You can tell straight off this is going to be a non-stop wince-fest.
We go to deepest . . . there
I can't find any such place. There was, of course, West Africa, as a term used to describe British colonies. Wikipedia's entry was written by a chap from the Home Office, it seems:
British West Africa's development was solely based on modernization, and autonomous educational systems were the first step to modernising indigenous culture. Cultures and interests of indigenous peoples were ignored. A new social order, as well as European influences within schools and local traditions, helped mould British West Africa's culture. Significant was the British West African colonial school curriculum. Local elites developed, with new values and philosophies, who changed the overall cultural development.
Well, it doesn't really matter, since we go straight to the backlot.
It’s a damned white place, and abounds with the usual expats in traditional cliched white garb:
They’re looking for a blonde with a suitcase. You’d think she’d stand out. But we know it’s our wacky fun-loving Maisie, ready for adventure and romance!
We immediately meet a rubber planter named Michael Shayne, who is not the Lloyd Nolan detective, but a man unaware of how poorly his facial hair will date, and how soon:
. . . and he’s brusque and mean to everyone - thereby suggesting he’s going to step into the shoes of Robert Young, who played the He-Man Woman Hater in the last one.
Why, look who’s stowed away in the bunk of a steamer going up the river!
She’s really dressed for the Congo, isn't she.
She’s headed for Lagos. She has a job waiting in Lagos.
You know, I think this worked with a small town in the southwest, but Lagos is a bit of a stretch.
The He-Man Woman-Hater is making eyes at another man’s wife, and the dialogue is not something you would hear in a movie today. To say the least.
I think you can glean the target market from that exchange, no?
This is about half-way through the movie, and by now the comedic tone of the opening reels have dissipated. Same as the other Maisie movie: we start funny, Maisie wisecracks, and then bad things start to happen. In this case, one of the planters, stuck in Deepest Africa, gets appendicitis, and the bad-mood Mr. Shayne refuses to be bad-mood Dr. Shayne, which he is.
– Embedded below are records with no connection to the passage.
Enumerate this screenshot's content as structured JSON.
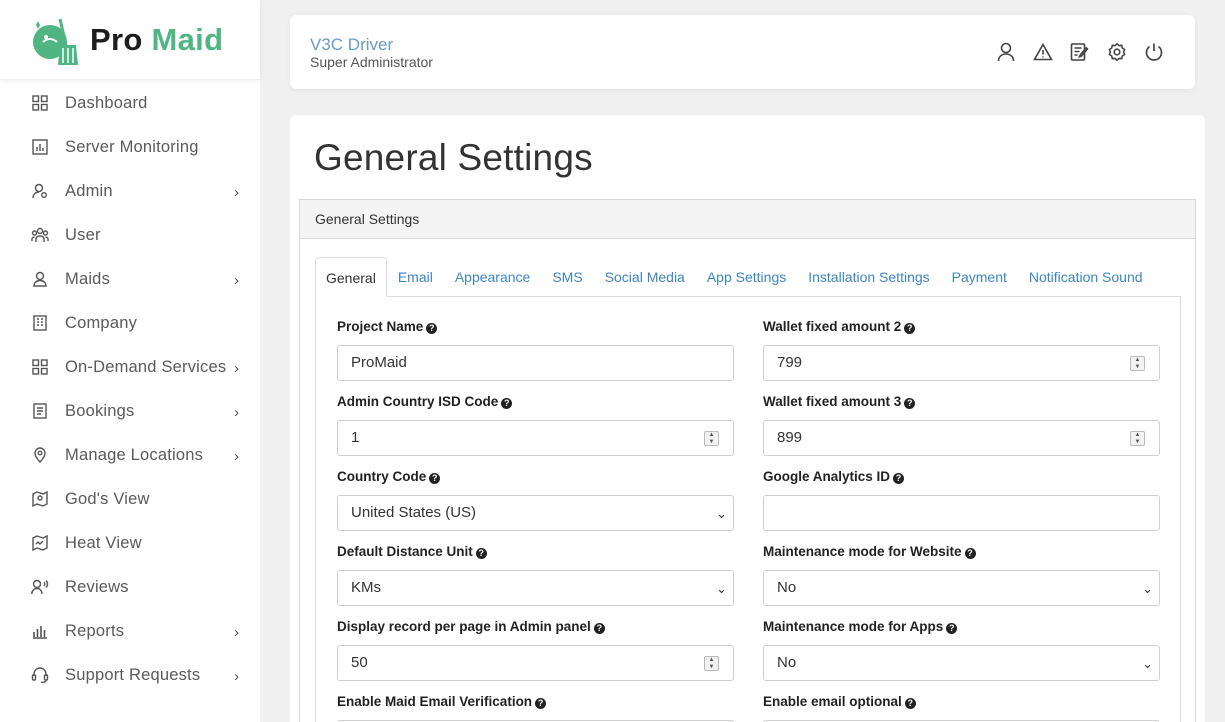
{
  "brand": {
    "pro": "Pro",
    "maid": "Maid",
    "green": "#4fb583"
  },
  "sidebar": {
    "items": [
      {
        "label": "Dashboard",
        "icon": "dashboard-icon",
        "has_children": false
      },
      {
        "label": "Server Monitoring",
        "icon": "chart-icon",
        "has_children": false
      },
      {
        "label": "Admin",
        "icon": "admin-icon",
        "has_children": true
      },
      {
        "label": "User",
        "icon": "users-icon",
        "has_children": false
      },
      {
        "label": "Maids",
        "icon": "person-icon",
        "has_children": true
      },
      {
        "label": "Company",
        "icon": "company-icon",
        "has_children": false
      },
      {
        "label": "On-Demand Services",
        "icon": "services-icon",
        "has_children": true
      },
      {
        "label": "Bookings",
        "icon": "bookings-icon",
        "has_children": true
      },
      {
        "label": "Manage Locations",
        "icon": "location-icon",
        "has_children": true
      },
      {
        "label": "God's View",
        "icon": "map-person-icon",
        "has_children": false
      },
      {
        "label": "Heat View",
        "icon": "heat-map-icon",
        "has_children": false
      },
      {
        "label": "Reviews",
        "icon": "reviews-icon",
        "has_children": false
      },
      {
        "label": "Reports",
        "icon": "reports-icon",
        "has_children": true
      },
      {
        "label": "Support Requests",
        "icon": "headset-icon",
        "has_children": true
      }
    ]
  },
  "header": {
    "title": "V3C Driver",
    "subtitle": "Super Administrator",
    "icons": [
      "profile-icon",
      "warning-icon",
      "edit-note-icon",
      "settings-icon",
      "power-icon"
    ]
  },
  "main": {
    "page_title": "General Settings",
    "panel_title": "General Settings",
    "tabs": [
      {
        "label": "General",
        "active": true
      },
      {
        "label": "Email"
      },
      {
        "label": "Appearance"
      },
      {
        "label": "SMS"
      },
      {
        "label": "Social Media"
      },
      {
        "label": "App Settings"
      },
      {
        "label": "Installation Settings"
      },
      {
        "label": "Payment"
      },
      {
        "label": "Notification Sound"
      }
    ],
    "fields": {
      "project_name": {
        "label": "Project Name",
        "value": "ProMaid"
      },
      "admin_isd": {
        "label": "Admin Country ISD Code",
        "value": "1"
      },
      "country_code": {
        "label": "Country Code",
        "value": "United States (US)"
      },
      "distance_unit": {
        "label": "Default Distance Unit",
        "value": "KMs"
      },
      "records_per_page": {
        "label": "Display record per page in Admin panel",
        "value": "50"
      },
      "maid_email_verif": {
        "label": "Enable Maid Email Verification",
        "value": ""
      },
      "wallet2": {
        "label": "Wallet fixed amount 2",
        "value": "799"
      },
      "wallet3": {
        "label": "Wallet fixed amount 3",
        "value": "899"
      },
      "ga_id": {
        "label": "Google Analytics ID",
        "value": ""
      },
      "maint_web": {
        "label": "Maintenance mode for Website",
        "value": "No"
      },
      "maint_apps": {
        "label": "Maintenance mode for Apps",
        "value": "No"
      },
      "email_optional": {
        "label": "Enable email optional",
        "value": ""
      }
    }
  }
}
Maisie does what Maisie does:
Duly chastened, he heals the sick man. Unfortunately for the planters, the natives are even more restless than usual.
The He-Man Rubber Planter is trying to tell the crowd that the Witch Doctors are misleading them, but they’re about to kill him. The sensible thing to do would be to challenge the Witch Doctor to a battle of strength, and plug him, but in the nick of time Maisie decides to do her nightclub act.
She does magic tricks while singing Porgy and Bess, and enchants them all.
She terrifies them all:
It is a complete nightmare, this one, and it should have killed the franchise in its tracks. But times were different, standards for the B-features were different, and it was unwise to underestimate Maisie's appeal, as well as judge from our distance the strange shift from lightweight comedy to depressing interpersonal drama